Work task: Please restate each line of the material word for word and omit any pictures.

........

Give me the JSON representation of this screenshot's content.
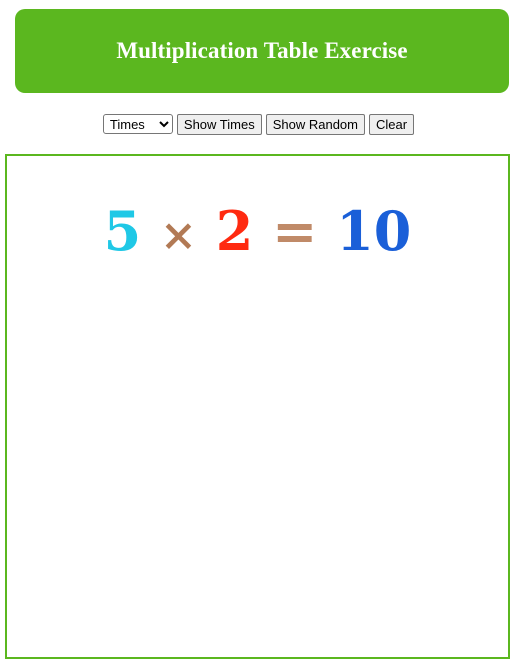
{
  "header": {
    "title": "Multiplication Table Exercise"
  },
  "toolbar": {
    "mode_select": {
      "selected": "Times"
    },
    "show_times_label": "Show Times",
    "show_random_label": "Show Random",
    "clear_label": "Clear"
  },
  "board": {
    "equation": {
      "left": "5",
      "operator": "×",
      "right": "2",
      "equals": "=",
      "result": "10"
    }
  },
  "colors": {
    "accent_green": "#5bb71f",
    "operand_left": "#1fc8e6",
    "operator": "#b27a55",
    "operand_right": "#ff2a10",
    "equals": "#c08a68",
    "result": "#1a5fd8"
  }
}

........

Expected output:
Give me the JSON representation of this screenshot's content.
{
  "header": {
    "title": "Multiplication Table Exercise"
  },
  "toolbar": {
    "mode_select": {
      "selected": "Times"
    },
    "show_times_label": "Show Times",
    "show_random_label": "Show Random",
    "clear_label": "Clear"
  },
  "board": {
    "equation": {
      "left": "5",
      "operator": "×",
      "right": "2",
      "equals": "=",
      "result": "10"
    }
  },
  "colors": {
    "accent_green": "#5bb71f",
    "operand_left": "#1fc8e6",
    "operator": "#b27a55",
    "operand_right": "#ff2a10",
    "equals": "#c08a68",
    "result": "#1a5fd8"
  }
}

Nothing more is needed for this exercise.